The Whis­per­ing Woods is not as strong as it per­haps might have been if you look at indi­vidual tal­ent of some of the people involved (Aaron Hur­ley, David Colo­han, Michael Tan­ner, Vicky Lan­gan, James Rider, etc.). Not all tracks are equally cap­tiv­at­ing or involved, and the vocals are a bit lacklustre at times. Nev­er­the­less, this is recom­men­ded listen­ing for every­one with an ear open for exper­i­mental and freefolk, and only the latest of many fine such releases on Rus­ted Rail and Dead­slack­string, who co-released this one.

Demen­tia ad Vitam - De Gaia, le Poison… [MySpace]

De Gaia, le Poison…

French pro­ject Demen­tia ad Vitam focuses on rather heavy kind of neo­clas­sical music the com­bines mostly piano and violin-based melod­ies with at times bom­bastic com­pos­i­tions, and some vocal out­bursts here and there. At the same time, there are quite a few calm moments and gently flow­ing clas­sic­ally-inspired waltzes. Most of the tracks on this album are rel­at­ively short, allow­ing an inter­est­ing spec­trum of dif­fer­ent moods. Some­times, a bit more time is reserved, such as for the acous­tic gui­tar-based “A Présent Si Triste”. The vari­ation between such tracks and the shorter impres­sions is pleas­ant, and makes the album flow quite nicely, even though it is over an hour long.

Musical inspir­a­tion or dis­tant par­al­lels may be found with artists such as Elend, Dar­gaard, and Arcana , though the moods and com­pos­i­tions on this album make Demen­tia ad Vitam stand apart more than enough. Although I must say this album leaves me rel­at­ively untouched emo­tion­ally, the com­pos­i­tions and atmo­spheres on De Gaia… are rich and inter­est­ing, and def­in­itely worth check­ing out for any­one with a soft spot for high-strung and lush neo­clas­sical works.

Szy­mon Kaliski - For Isol­ated Recol­lec­tions [dis­cogs]

For Isol­ated Recol­lec­tions

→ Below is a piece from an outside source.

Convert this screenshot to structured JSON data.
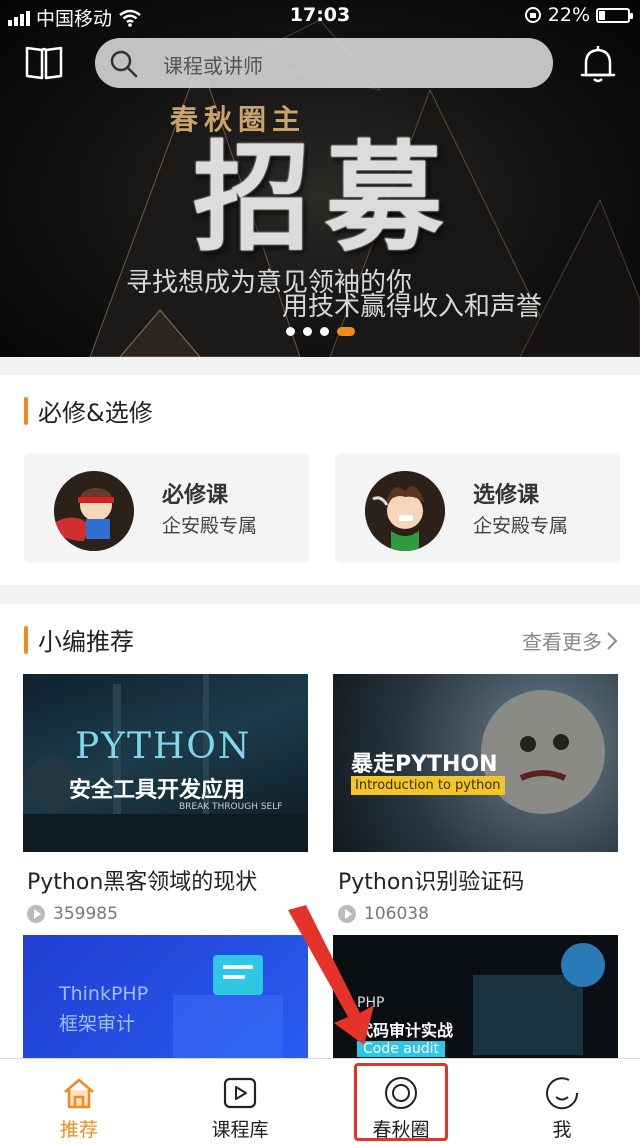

Young pol­ish ambi­ent artist Szy­mon Kaliski impressed quite a few folks with his release Out of For­get­ting in late 2010. Now he’s back with a second EP on Hibern­ate that deliv­ers more of the same del­ic­ate drones and ambi­ent pieces. Kaliski’s tracks are min­imal, sparse com­pos­i­tions, rely­ing on little glitches, noises and melodic loops. Most of the melod­ies have a piano-like tinge to them, and the gen­eral atmo­sphere of these quar­tet of tracks is that of someone sit­ting at a piano in a dusty room, key­ing out little pieces of memory. There’s some­thing spa­cious and con­tem­plat­ive about it that makes For Isol­ated Recol­lec­tions an extremely pleas­ant and calm­ing listen­ing exper­i­ence.

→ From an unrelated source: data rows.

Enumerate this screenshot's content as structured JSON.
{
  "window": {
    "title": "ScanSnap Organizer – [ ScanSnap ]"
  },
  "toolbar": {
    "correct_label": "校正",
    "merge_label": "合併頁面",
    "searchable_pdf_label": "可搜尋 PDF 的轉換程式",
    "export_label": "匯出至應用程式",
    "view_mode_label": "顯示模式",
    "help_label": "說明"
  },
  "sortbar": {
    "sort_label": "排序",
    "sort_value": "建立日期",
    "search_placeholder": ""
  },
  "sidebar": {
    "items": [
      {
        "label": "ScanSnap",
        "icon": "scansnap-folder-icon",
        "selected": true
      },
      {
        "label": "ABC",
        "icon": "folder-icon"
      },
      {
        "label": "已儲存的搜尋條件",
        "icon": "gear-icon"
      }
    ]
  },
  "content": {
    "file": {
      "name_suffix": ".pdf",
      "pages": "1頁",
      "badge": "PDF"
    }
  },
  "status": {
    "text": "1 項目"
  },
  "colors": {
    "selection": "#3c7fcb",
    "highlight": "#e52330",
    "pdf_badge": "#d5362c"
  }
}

So far, Kaliski has­n’t greatly astoun­ded me with his music, but little works like this one are sure to find their way into the playl­ist of many ambi­ent lov­ers, and I for one look for­ward to hear­ing more subtle and gentle record­ings like this one. Prom­ising work!